-- Stored data entries --
*** Begin section ***

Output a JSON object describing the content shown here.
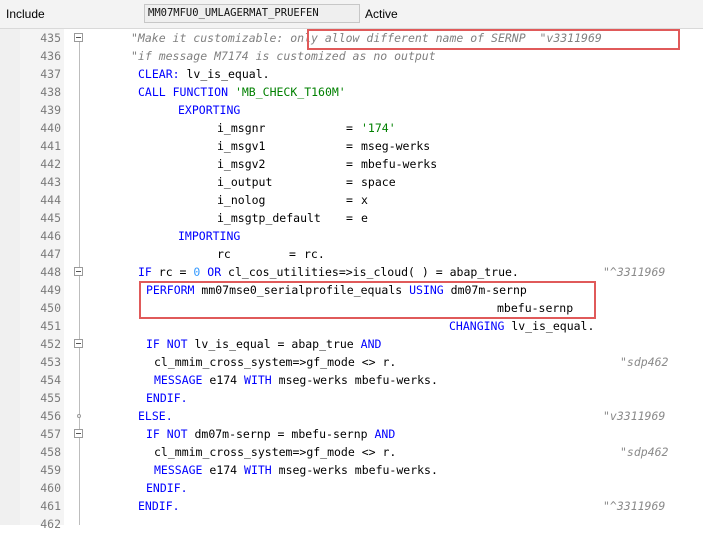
{
  "header": {
    "label": "Include",
    "include_name": "MM07MFU0_UMLAGERMAT_PRUEFEN",
    "status": "Active"
  },
  "colors": {
    "keyword": "#0000ff",
    "string": "#008000",
    "number": "#3399ff",
    "comment": "#808080",
    "highlight": "#e05a5a"
  },
  "editor": {
    "lines": [
      {
        "num": "435",
        "comment": "\"Make it customizable: only allow different name of SERNP  \"v3311969"
      },
      {
        "num": "436",
        "comment": "\"if message M7174 is customized as no output"
      },
      {
        "num": "437",
        "kw1": "CLEAR:",
        "rest": " lv_is_equal."
      },
      {
        "num": "438",
        "kw1": "CALL FUNCTION",
        "str": "'MB_CHECK_T160M'"
      },
      {
        "num": "439",
        "kw1": "EXPORTING"
      },
      {
        "num": "440",
        "param": "i_msgnr",
        "eq": "=",
        "str": "'174'"
      },
      {
        "num": "441",
        "param": "i_msgv1",
        "eq": "=",
        "val": "mseg-werks"
      },
      {
        "num": "442",
        "param": "i_msgv2",
        "eq": "=",
        "val": "mbefu-werks"
      },
      {
        "num": "443",
        "param": "i_output",
        "eq": "=",
        "val": "space"
      },
      {
        "num": "444",
        "param": "i_nolog",
        "eq": "=",
        "val": "x"
      },
      {
        "num": "445",
        "param": "i_msgtp_default",
        "eq": "=",
        "val": "e"
      },
      {
        "num": "446",
        "kw1": "IMPORTING"
      },
      {
        "num": "447",
        "param": "rc",
        "eq": "=",
        "val": "rc."
      },
      {
        "num": "448",
        "kw1": "IF",
        "a": " rc = ",
        "n": "0",
        "kw2": " OR",
        "b": " cl_cos_utilities=>is_cloud( ) = abap_true.",
        "tag": "\"^3311969"
      },
      {
        "num": "449",
        "kw1": "PERFORM",
        "a": " mm07mse0_serialprofile_equals ",
        "kw2": "USING",
        "b": " dm07m-sernp"
      },
      {
        "num": "450",
        "b": "mbefu-sernp"
      },
      {
        "num": "451",
        "kw1": "CHANGING",
        "b": " lv_is_equal."
      },
      {
        "num": "452",
        "kw1": "IF NOT",
        "a": " lv_is_equal = abap_true ",
        "kw2": "AND"
      },
      {
        "num": "453",
        "a": "cl_mmim_cross_system=>gf_mode <> r.",
        "tag": "\"sdp462"
      },
      {
        "num": "454",
        "kw1": "MESSAGE",
        "a": " e174 ",
        "kw2": "WITH",
        "b": " mseg-werks mbefu-werks."
      },
      {
        "num": "455",
        "kw1": "ENDIF."
      },
      {
        "num": "456",
        "kw1": "ELSE.",
        "tag": "\"v3311969"
      },
      {
        "num": "457",
        "kw1": "IF NOT",
        "a": " dm07m-sernp = mbefu-sernp ",
        "kw2": "AND"
      },
      {
        "num": "458",
        "a": "cl_mmim_cross_system=>gf_mode <> r.",
        "tag": "\"sdp462"
      },
      {
        "num": "459",
        "kw1": "MESSAGE",
        "a": " e174 ",
        "kw2": "WITH",
        "b": " mseg-werks mbefu-werks."
      },
      {
        "num": "460",
        "kw1": "ENDIF."
      },
      {
        "num": "461",
        "kw1": "ENDIF.",
        "tag": "\"^3311969"
      },
      {
        "num": "462"
      }
    ]
  }
}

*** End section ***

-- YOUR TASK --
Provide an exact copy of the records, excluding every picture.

-- EXERCISE RESPONSE --
Output a JSON object describing the content shown here.
{
  "header": {
    "label": "Include",
    "include_name": "MM07MFU0_UMLAGERMAT_PRUEFEN",
    "status": "Active"
  },
  "colors": {
    "keyword": "#0000ff",
    "string": "#008000",
    "number": "#3399ff",
    "comment": "#808080",
    "highlight": "#e05a5a"
  },
  "editor": {
    "lines": [
      {
        "num": "435",
        "comment": "\"Make it customizable: only allow different name of SERNP  \"v3311969"
      },
      {
        "num": "436",
        "comment": "\"if message M7174 is customized as no output"
      },
      {
        "num": "437",
        "kw1": "CLEAR:",
        "rest": " lv_is_equal."
      },
      {
        "num": "438",
        "kw1": "CALL FUNCTION",
        "str": "'MB_CHECK_T160M'"
      },
      {
        "num": "439",
        "kw1": "EXPORTING"
      },
      {
        "num": "440",
        "param": "i_msgnr",
        "eq": "=",
        "str": "'174'"
      },
      {
        "num": "441",
        "param": "i_msgv1",
        "eq": "=",
        "val": "mseg-werks"
      },
      {
        "num": "442",
        "param": "i_msgv2",
        "eq": "=",
        "val": "mbefu-werks"
      },
      {
        "num": "443",
        "param": "i_output",
        "eq": "=",
        "val": "space"
      },
      {
        "num": "444",
        "param": "i_nolog",
        "eq": "=",
        "val": "x"
      },
      {
        "num": "445",
        "param": "i_msgtp_default",
        "eq": "=",
        "val": "e"
      },
      {
        "num": "446",
        "kw1": "IMPORTING"
      },
      {
        "num": "447",
        "param": "rc",
        "eq": "=",
        "val": "rc."
      },
      {
        "num": "448",
        "kw1": "IF",
        "a": " rc = ",
        "n": "0",
        "kw2": " OR",
        "b": " cl_cos_utilities=>is_cloud( ) = abap_true.",
        "tag": "\"^3311969"
      },
      {
        "num": "449",
        "kw1": "PERFORM",
        "a": " mm07mse0_serialprofile_equals ",
        "kw2": "USING",
        "b": " dm07m-sernp"
      },
      {
        "num": "450",
        "b": "mbefu-sernp"
      },
      {
        "num": "451",
        "kw1": "CHANGING",
        "b": " lv_is_equal."
      },
      {
        "num": "452",
        "kw1": "IF NOT",
        "a": " lv_is_equal = abap_true ",
        "kw2": "AND"
      },
      {
        "num": "453",
        "a": "cl_mmim_cross_system=>gf_mode <> r.",
        "tag": "\"sdp462"
      },
      {
        "num": "454",
        "kw1": "MESSAGE",
        "a": " e174 ",
        "kw2": "WITH",
        "b": " mseg-werks mbefu-werks."
      },
      {
        "num": "455",
        "kw1": "ENDIF."
      },
      {
        "num": "456",
        "kw1": "ELSE.",
        "tag": "\"v3311969"
      },
      {
        "num": "457",
        "kw1": "IF NOT",
        "a": " dm07m-sernp = mbefu-sernp ",
        "kw2": "AND"
      },
      {
        "num": "458",
        "a": "cl_mmim_cross_system=>gf_mode <> r.",
        "tag": "\"sdp462"
      },
      {
        "num": "459",
        "kw1": "MESSAGE",
        "a": " e174 ",
        "kw2": "WITH",
        "b": " mseg-werks mbefu-werks."
      },
      {
        "num": "460",
        "kw1": "ENDIF."
      },
      {
        "num": "461",
        "kw1": "ENDIF.",
        "tag": "\"^3311969"
      },
      {
        "num": "462"
      }
    ]
  }
}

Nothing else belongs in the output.